**WORK TO BE COMPLETED**
Scan the lines below for the word "hashtag". Copy each line you find it in.

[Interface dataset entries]
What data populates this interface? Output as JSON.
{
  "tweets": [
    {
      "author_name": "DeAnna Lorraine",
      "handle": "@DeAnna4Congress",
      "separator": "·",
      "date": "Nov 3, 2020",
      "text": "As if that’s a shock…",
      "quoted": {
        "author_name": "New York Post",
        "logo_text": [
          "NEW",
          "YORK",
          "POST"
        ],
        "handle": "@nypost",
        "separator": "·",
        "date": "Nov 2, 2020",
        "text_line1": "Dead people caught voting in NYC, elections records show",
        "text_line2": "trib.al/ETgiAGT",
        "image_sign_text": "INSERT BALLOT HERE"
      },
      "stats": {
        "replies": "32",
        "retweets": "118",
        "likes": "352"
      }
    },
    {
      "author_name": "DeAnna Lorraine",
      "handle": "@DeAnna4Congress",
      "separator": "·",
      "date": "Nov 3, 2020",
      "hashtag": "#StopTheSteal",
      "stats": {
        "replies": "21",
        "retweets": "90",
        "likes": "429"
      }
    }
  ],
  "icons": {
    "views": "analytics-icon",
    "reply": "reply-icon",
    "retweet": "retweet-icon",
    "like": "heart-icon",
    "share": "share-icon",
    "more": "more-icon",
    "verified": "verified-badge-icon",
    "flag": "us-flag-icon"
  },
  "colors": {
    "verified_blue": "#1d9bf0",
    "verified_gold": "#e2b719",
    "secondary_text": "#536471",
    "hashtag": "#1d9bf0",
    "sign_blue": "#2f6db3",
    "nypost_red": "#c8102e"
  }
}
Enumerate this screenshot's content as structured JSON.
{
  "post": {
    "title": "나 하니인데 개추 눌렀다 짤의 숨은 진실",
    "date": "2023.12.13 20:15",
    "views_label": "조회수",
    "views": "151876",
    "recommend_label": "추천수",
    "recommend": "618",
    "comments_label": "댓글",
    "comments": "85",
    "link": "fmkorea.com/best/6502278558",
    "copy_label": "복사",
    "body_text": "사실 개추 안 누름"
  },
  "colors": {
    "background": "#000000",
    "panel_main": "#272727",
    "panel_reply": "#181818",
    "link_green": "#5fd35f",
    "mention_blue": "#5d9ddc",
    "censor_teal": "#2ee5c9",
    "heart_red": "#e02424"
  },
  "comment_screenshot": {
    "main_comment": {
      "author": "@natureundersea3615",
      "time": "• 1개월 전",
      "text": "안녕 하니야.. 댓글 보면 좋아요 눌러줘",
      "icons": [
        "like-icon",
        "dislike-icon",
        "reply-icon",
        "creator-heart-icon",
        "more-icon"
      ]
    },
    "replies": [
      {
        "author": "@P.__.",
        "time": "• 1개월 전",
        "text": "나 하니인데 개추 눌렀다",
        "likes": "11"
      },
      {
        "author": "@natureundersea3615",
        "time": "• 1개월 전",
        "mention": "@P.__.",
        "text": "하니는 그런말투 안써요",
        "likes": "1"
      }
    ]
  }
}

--

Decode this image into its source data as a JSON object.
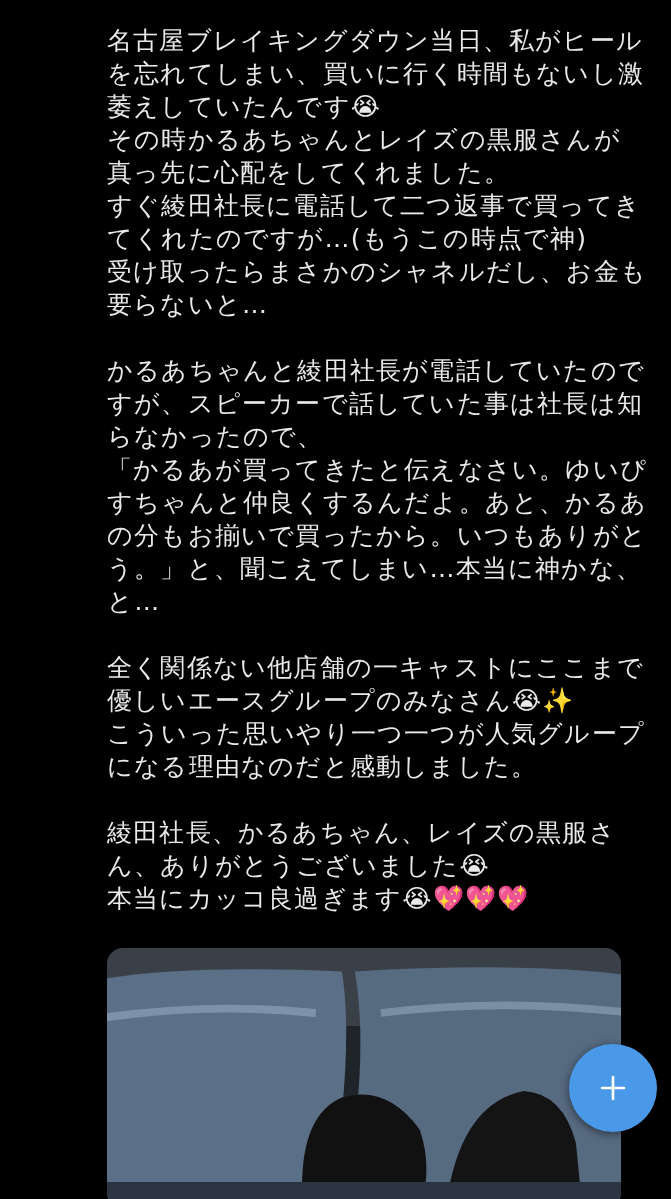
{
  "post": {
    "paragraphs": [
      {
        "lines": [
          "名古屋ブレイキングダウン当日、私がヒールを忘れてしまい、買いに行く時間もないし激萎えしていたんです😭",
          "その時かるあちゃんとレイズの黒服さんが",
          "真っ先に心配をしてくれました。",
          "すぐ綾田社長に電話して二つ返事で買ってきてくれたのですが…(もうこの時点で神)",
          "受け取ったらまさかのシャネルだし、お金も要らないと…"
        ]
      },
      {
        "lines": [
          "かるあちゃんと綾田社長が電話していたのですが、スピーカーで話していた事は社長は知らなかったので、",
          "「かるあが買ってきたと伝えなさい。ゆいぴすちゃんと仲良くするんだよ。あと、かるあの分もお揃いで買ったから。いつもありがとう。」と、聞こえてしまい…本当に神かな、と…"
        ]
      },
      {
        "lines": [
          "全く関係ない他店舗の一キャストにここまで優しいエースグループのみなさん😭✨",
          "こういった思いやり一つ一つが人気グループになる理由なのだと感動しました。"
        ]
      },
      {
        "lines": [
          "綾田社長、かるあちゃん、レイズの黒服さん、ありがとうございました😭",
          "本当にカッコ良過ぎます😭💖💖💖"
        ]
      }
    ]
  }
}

**OUTPUT**
      "hashtag": "#StopTheSteal",
    "hashtag": "#1d9bf0",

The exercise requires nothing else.